▸ WORK REQUEST
Search the records that follow and extract every line containing the string "date".

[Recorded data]

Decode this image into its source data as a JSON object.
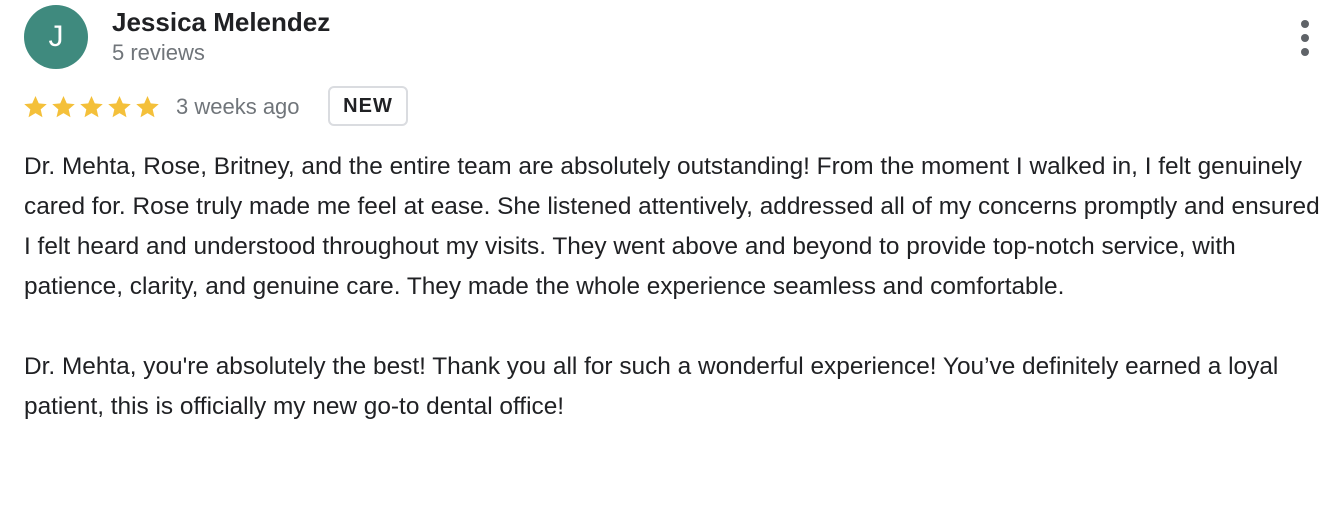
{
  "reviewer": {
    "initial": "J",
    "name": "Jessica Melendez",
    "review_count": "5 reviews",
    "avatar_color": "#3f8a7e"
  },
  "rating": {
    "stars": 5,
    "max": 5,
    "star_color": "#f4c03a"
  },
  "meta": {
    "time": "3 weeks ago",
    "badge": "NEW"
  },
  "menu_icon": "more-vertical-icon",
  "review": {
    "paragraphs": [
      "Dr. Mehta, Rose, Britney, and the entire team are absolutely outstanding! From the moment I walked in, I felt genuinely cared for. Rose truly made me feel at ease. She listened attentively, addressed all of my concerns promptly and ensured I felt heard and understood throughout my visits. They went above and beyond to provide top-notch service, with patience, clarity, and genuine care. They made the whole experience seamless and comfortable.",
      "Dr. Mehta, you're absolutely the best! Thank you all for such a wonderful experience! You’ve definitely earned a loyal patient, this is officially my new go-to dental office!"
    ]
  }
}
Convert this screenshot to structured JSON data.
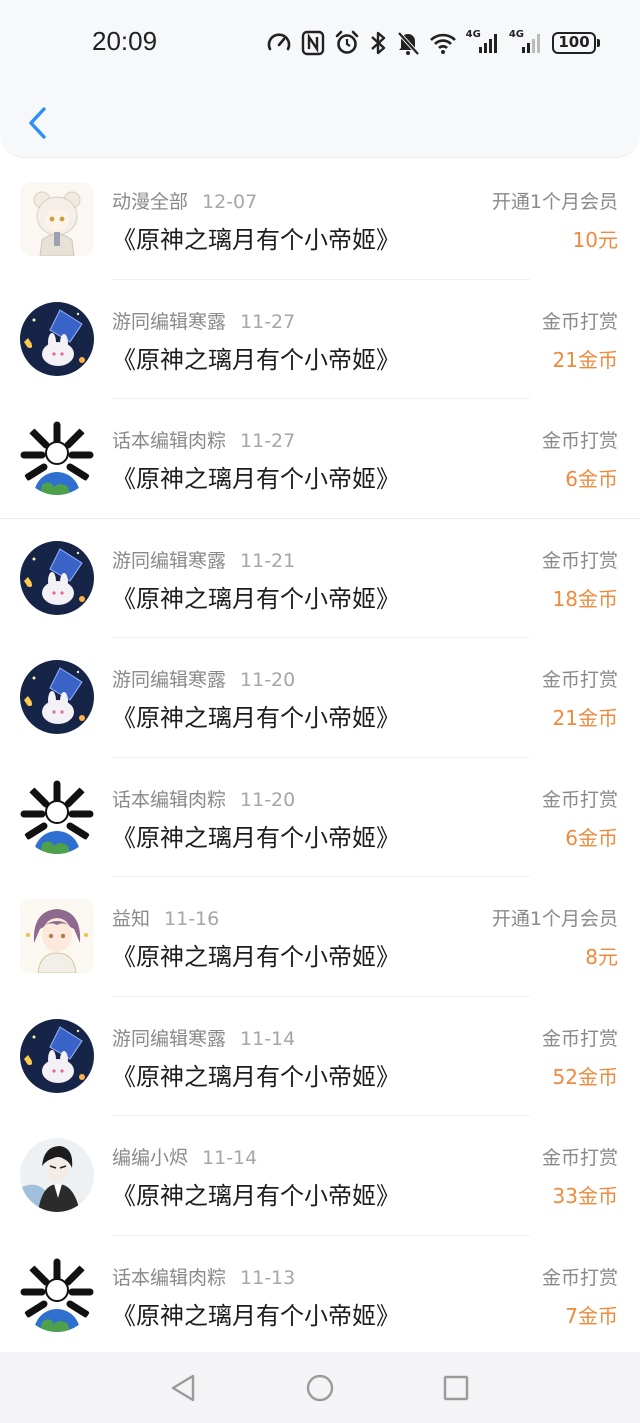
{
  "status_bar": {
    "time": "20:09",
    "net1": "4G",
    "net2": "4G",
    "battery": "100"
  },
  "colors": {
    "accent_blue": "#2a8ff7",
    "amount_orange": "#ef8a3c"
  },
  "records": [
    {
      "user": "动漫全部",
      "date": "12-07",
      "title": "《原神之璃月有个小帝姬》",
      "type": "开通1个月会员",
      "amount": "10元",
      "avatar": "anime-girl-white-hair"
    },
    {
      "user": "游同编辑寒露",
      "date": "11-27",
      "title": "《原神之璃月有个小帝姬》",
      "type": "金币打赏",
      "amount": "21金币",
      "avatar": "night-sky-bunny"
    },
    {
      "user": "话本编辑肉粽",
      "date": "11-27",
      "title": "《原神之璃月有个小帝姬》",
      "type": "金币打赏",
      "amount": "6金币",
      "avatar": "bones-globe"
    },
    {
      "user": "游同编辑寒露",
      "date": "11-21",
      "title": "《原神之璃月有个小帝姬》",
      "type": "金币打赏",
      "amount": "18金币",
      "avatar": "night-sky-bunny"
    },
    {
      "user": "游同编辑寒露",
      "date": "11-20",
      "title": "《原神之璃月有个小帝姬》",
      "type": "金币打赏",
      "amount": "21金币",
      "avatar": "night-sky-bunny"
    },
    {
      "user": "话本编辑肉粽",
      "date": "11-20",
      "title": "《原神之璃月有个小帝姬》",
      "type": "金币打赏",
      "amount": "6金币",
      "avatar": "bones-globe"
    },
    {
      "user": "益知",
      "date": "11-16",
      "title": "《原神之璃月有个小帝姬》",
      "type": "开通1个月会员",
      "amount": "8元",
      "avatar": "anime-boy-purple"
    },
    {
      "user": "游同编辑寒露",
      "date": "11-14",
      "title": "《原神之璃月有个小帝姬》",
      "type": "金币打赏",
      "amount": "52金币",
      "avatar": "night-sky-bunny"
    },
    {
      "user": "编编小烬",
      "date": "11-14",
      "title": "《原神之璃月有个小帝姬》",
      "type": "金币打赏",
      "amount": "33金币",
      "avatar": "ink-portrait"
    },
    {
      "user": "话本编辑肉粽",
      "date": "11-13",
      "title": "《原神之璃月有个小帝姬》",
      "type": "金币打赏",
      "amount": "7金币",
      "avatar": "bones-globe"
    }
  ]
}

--

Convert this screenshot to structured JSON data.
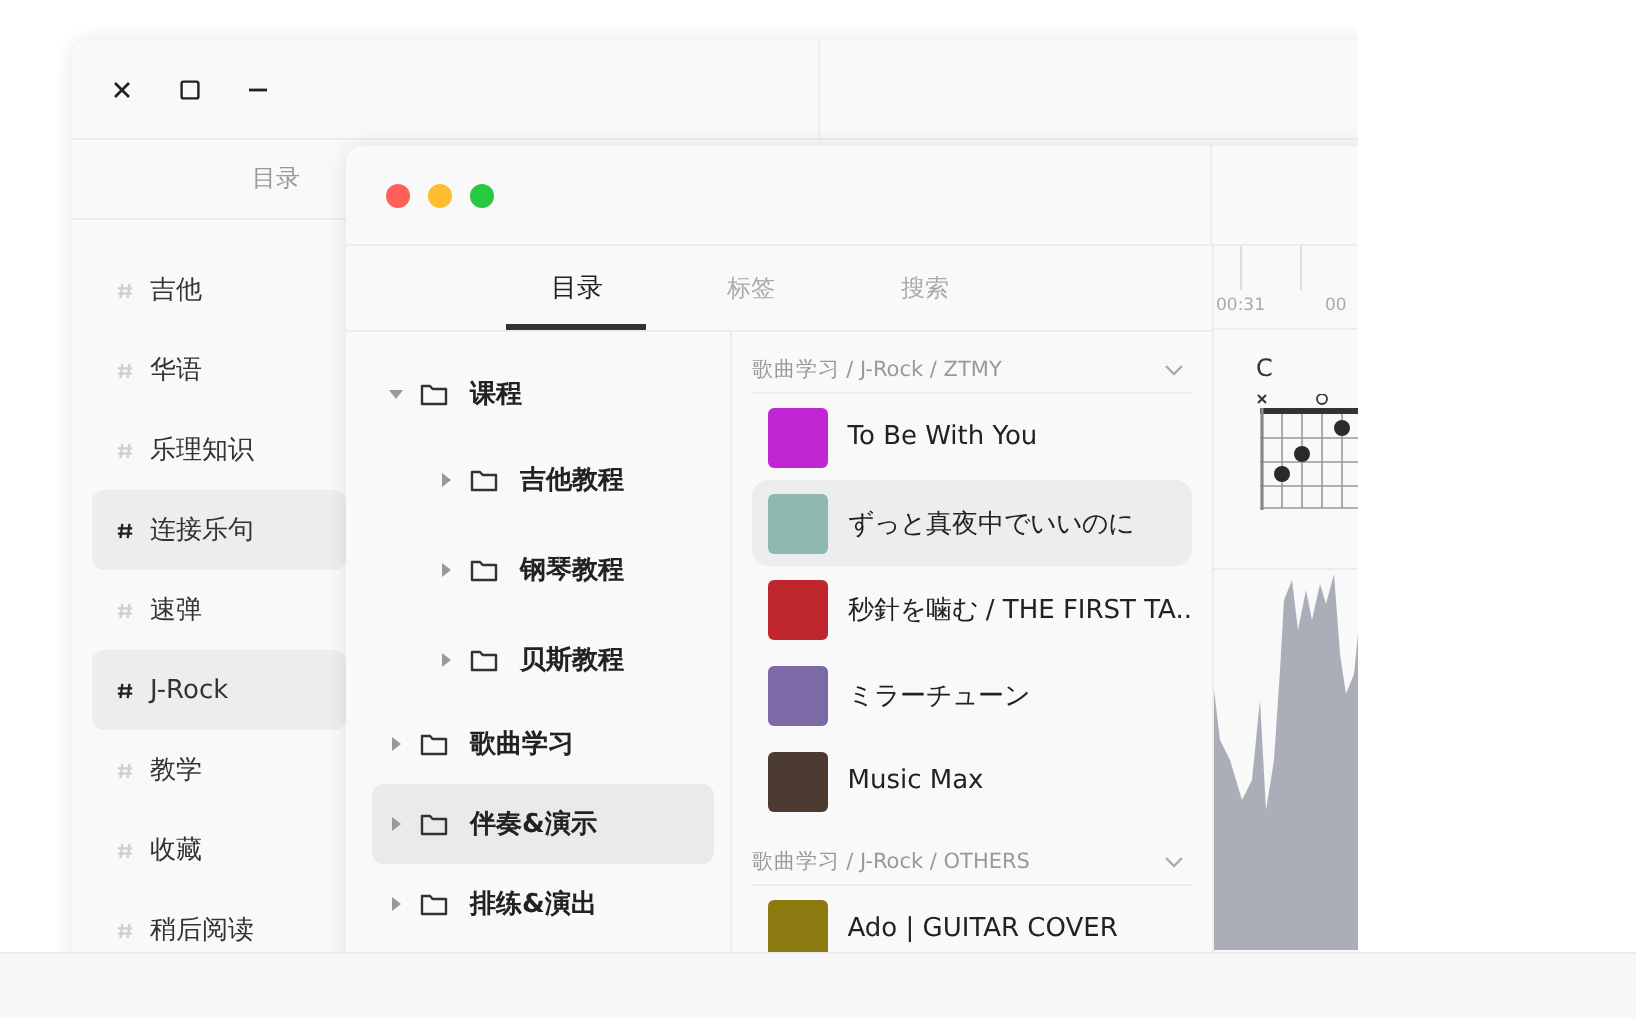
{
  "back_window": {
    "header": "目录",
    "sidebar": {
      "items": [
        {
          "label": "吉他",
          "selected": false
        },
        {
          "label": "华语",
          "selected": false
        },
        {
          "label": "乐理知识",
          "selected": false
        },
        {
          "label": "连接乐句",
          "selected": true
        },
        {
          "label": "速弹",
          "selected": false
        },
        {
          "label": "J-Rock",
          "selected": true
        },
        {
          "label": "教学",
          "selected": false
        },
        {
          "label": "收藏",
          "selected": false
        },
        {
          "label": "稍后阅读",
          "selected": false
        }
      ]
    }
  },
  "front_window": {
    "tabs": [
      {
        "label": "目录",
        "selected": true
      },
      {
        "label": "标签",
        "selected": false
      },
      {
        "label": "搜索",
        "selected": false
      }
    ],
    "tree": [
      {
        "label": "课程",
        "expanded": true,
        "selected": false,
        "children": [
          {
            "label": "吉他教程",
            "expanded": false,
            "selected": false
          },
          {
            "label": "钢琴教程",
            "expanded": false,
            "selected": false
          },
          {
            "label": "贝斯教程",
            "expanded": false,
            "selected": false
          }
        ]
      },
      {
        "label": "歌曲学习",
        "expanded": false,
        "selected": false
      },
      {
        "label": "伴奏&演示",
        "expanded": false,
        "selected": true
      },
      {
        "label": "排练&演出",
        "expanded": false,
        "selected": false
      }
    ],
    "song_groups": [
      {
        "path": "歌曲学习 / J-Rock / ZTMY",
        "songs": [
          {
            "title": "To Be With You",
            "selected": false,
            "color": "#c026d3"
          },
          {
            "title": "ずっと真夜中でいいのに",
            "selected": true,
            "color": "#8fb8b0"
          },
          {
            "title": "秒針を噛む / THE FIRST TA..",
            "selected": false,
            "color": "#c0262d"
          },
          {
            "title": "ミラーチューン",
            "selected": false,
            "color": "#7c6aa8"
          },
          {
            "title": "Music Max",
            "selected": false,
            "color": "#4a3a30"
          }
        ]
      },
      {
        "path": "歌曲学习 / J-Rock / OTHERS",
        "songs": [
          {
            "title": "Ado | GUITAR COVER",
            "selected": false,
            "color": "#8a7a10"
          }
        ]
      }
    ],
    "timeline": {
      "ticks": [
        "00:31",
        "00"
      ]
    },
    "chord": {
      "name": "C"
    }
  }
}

▸ OUTPUT FOR THIS TASK
      "date": "12-07",
      "date": "11-27",
      "date": "11-27",
      "date": "11-21",
      "date": "11-20",
      "date": "11-20",
      "date": "11-16",
      "date": "11-14",
      "date": "11-14",
      "date": "11-13",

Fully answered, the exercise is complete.